More and more professionals create their own web-sites highlighting their professional experience, elaborating on their skills, including their publications and simply marketing themselves. A Marketing Specialist from Toronto has recently reached out to me to ask if, according to my professional opinion, there is a value to such sites. I certainly think there is, as long as your strategy behind it fits the message you are communicating!
Even if you already have an online presence on the main social media outlets (LinkedIn, Twitter, Facebook), your own site will give you the opportunity to bring all of the information together and present it in the format of your choice. You can include your resume, publications, reference letters and samples of your work. If you are a graphic designer, a marketer or a communications specialist, for example, you can showcase your portfolio. By including a link to your personal site on your resume, you will give a potential employer the opportunity to review your work and possibly be impressed prior to even speaking with you. It can most definitely make your candidacy appear stronger when in the running for a new position.
However, if executed poorly, your site can do damage instead of being a value-add. Here are common mistakes to avoid:
– Not being clear with who your target audience is. In order to customize the content of your site, you need to choose if you are targeting professionals in your field or friends and family. This will help you design the site and shape your message accordingly. If your primary objective is professional networking, you should definitely abstain from posting personal pictures and updates.
– Not staying true to yourself. A catchy or funny content on your site can definitely be attention-grabbing and make a favourable first impression. Keep in mind, however, that not everyone is naturally funny or eloquent with their written communication skills. Know what your strengths are. If your writing style is dry, no problem – don’t force yourself to come up with “clever jokes” or “catchy phrases”. It might look awkward and turn the reader off.
– Not utilizing your site to its full potential. I have in the past received resumes with links to candidates’ personal sites that contained solely a brief introduction and their resumes. There is no value to having such a site since all of this information is already in the resume! Your personal site should be there to add to your personal brand, not mirror what you already communicated.
– Not making the site uniquely about you. The focus of your personal site should not be on your employer or other people in your network. If your goal is to market and brand yourself, stay true to it instead of branching out and not communicating a clear message.

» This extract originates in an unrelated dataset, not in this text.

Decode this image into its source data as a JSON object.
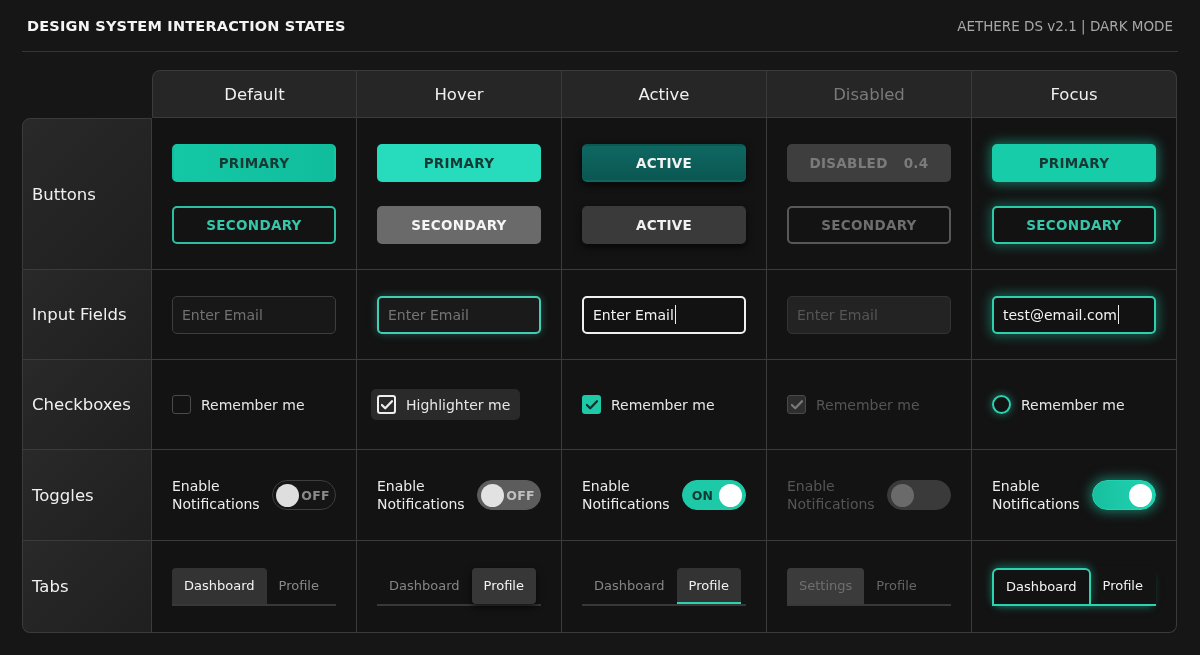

Having a personal web-site is definitely not a must and creating one with no strategy in mind is useless. As with everything else you do to build your online presence and shape your personal brand, try to look at it through other professionals’ eyes and build on your uniqueness and your strengths.